Description of the task :: Give the data below again, word for word.

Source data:
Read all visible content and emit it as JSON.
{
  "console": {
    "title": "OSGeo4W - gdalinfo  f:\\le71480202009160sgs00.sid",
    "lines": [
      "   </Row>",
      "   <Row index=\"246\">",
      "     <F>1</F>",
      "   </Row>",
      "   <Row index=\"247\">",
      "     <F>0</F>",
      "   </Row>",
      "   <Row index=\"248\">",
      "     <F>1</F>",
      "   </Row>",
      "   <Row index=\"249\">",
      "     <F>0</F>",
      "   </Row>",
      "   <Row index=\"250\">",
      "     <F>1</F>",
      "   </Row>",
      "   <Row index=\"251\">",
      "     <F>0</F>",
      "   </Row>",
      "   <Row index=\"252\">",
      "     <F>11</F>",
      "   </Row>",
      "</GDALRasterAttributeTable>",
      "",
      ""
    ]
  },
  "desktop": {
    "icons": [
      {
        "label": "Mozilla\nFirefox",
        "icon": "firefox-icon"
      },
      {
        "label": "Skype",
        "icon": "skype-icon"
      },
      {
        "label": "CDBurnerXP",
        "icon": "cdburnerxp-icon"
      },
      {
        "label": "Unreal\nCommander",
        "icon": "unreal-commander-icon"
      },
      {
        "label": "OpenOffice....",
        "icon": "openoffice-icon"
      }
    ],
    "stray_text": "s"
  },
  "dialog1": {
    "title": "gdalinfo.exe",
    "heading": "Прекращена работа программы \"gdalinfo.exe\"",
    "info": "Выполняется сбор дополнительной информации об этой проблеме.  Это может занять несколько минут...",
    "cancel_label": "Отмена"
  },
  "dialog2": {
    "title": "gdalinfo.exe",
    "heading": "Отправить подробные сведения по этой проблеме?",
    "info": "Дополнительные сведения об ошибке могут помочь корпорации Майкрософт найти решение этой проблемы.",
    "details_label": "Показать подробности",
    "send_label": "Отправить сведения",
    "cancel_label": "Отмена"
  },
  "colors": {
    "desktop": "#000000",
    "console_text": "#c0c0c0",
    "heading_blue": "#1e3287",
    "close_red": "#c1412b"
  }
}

Response to the exercise ::
Read all visible content and emit it as JSON.
{
  "console": {
    "title": "OSGeo4W - gdalinfo  f:\\le71480202009160sgs00.sid",
    "lines": [
      "   </Row>",
      "   <Row index=\"246\">",
      "     <F>1</F>",
      "   </Row>",
      "   <Row index=\"247\">",
      "     <F>0</F>",
      "   </Row>",
      "   <Row index=\"248\">",
      "     <F>1</F>",
      "   </Row>",
      "   <Row index=\"249\">",
      "     <F>0</F>",
      "   </Row>",
      "   <Row index=\"250\">",
      "     <F>1</F>",
      "   </Row>",
      "   <Row index=\"251\">",
      "     <F>0</F>",
      "   </Row>",
      "   <Row index=\"252\">",
      "     <F>11</F>",
      "   </Row>",
      "</GDALRasterAttributeTable>",
      "",
      ""
    ]
  },
  "desktop": {
    "icons": [
      {
        "label": "Mozilla\nFirefox",
        "icon": "firefox-icon"
      },
      {
        "label": "Skype",
        "icon": "skype-icon"
      },
      {
        "label": "CDBurnerXP",
        "icon": "cdburnerxp-icon"
      },
      {
        "label": "Unreal\nCommander",
        "icon": "unreal-commander-icon"
      },
      {
        "label": "OpenOffice....",
        "icon": "openoffice-icon"
      }
    ],
    "stray_text": "s"
  },
  "dialog1": {
    "title": "gdalinfo.exe",
    "heading": "Прекращена работа программы \"gdalinfo.exe\"",
    "info": "Выполняется сбор дополнительной информации об этой проблеме.  Это может занять несколько минут...",
    "cancel_label": "Отмена"
  },
  "dialog2": {
    "title": "gdalinfo.exe",
    "heading": "Отправить подробные сведения по этой проблеме?",
    "info": "Дополнительные сведения об ошибке могут помочь корпорации Майкрософт найти решение этой проблемы.",
    "details_label": "Показать подробности",
    "send_label": "Отправить сведения",
    "cancel_label": "Отмена"
  },
  "colors": {
    "desktop": "#000000",
    "console_text": "#c0c0c0",
    "heading_blue": "#1e3287",
    "close_red": "#c1412b"
  }
}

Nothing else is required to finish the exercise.